Members of the Total Loss Farm commune in Guilford received warm welcomes from long-settled southern Vermonters, said Peter Gould
, whose 1971 novel, Burnt Toast
, is based on his life there. “We moved to that farm at just the right time,” he remarked. “The local farmers' children were all leaving the land.” The old-timers were pleased to be able to pass on skills to neophyte farmers who were also enthusiastic learners, Gould said.
More thespian and activist than farmer, though, Gould has performed internationally as one half of the politically minded duo Gould & Stearns.
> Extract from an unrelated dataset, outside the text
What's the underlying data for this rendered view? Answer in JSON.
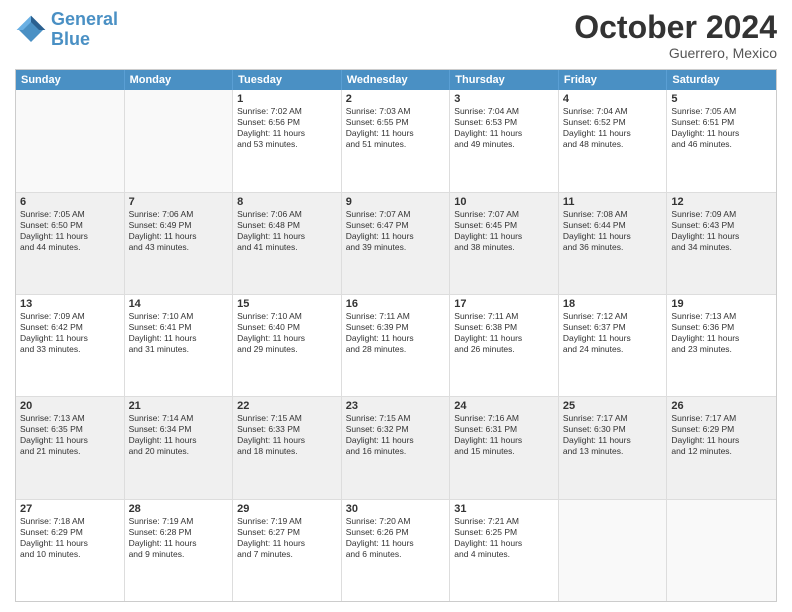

A longtime writer and teacher, he works with young students in Brattleboro, and is the founder of the children's theater camp Get Thee to a Funnery
in the Northeast Kingdom.
One audience member asked the panel that included historian Scott why the United States of 2016 is facing many of the same problems that the avowed revolutionaries of the 1970s had set out to solve. Was the revolution a failure?
Scott, who teaches at Eastern Mennonite University in Virginia, acknowledged that the full hippie and New Left agenda had not been implemented. But she pointed to successes that were
achieved by many movements of the era, including those focused on feminism and gay rights. “Maybe there really was a revolution,” Scott suggested.
But it came slowly for gay men in Vermont, State Rep. Bill Lippert
(D-Chittenden 4-2) pointed out in what was the day's most absorbing address.
He had moved to Vermont in 1972 as an antiwar and social-justice activist, recently graduated from Earlham College in Indiana. That was a full three years after the uprising outside the Stonewall Inn in Greenwich Village that marked the start of the militant gay-rights movement. But Lippert, who identified as gay, said he was nonplussed to find no trace of a gay male community in Vermont.
Earlier in the proceedings, Calder had noted the presence in Vermont of at least two communes composed of radical lesbians, who, she said, had spearheaded the gay-rights movement in the state. “But we're not finding any gay men's communes,” she added. “That wasn't seen as safe at the time.”
Indeed, overt hostility was common, Lippert remembered. Far from hosting gay student groups, the University of Vermont in the early 1970s was “still doing aversive treatment on gay men,” he said.
Only one bar in Burlington, the High Hat Lounge in the Main Street space subsequently occupied by Nectar's
, was known as a place gay men were allowed to frequent, Lippert recalled. But the High Hat had “unwritten rules” that included a ban on same-sex dancing, he noted.
“One night we said, 'This is ridiculous,' and started dancing together. The bartender cut us off from drinks. And soon the Burlington police came. We were thrown out and told we would be arrested for trespassing if we went back in,” Lippert said.
“It was a pivotal moment for me,” the 66-year-old legislator continued. “I made a decision to do everything I could in my lifetime to end homophobia — and to survive professionally.”
Lippert, who has represented Hinesburg in the Statehouse since 1994, may not have entirely accomplished that former objective, but he has clearly succeeded in his latter quest.
As testimonials at the symposium made clear, the spirit of the '70s lives on in the deeds as well as in the memories of some of the Vermonters who devoted their lives to ending war and all forms of injustice.
“It's been 38 years since I left that farm,” Gould said in reference to the Guilford commune where he lived from 1969 to 1978. “Not a single day goes by that I don't think of some aspect of that experience. It was just so rich.”
The symposium was based in part on the results of a two-year survey undertaken by VSH. An exhibition, "Freaks, Radicals & Hippies: Counterculture in 1970s Vermont" opens Saturday, September 24, at the Vermont History Center in Barre. Visit the VHS website
for more information about that and additional programming on the topic.
Experiences and legacies of 1970s Vermonters were fondly — and sometimes movingly — examined at a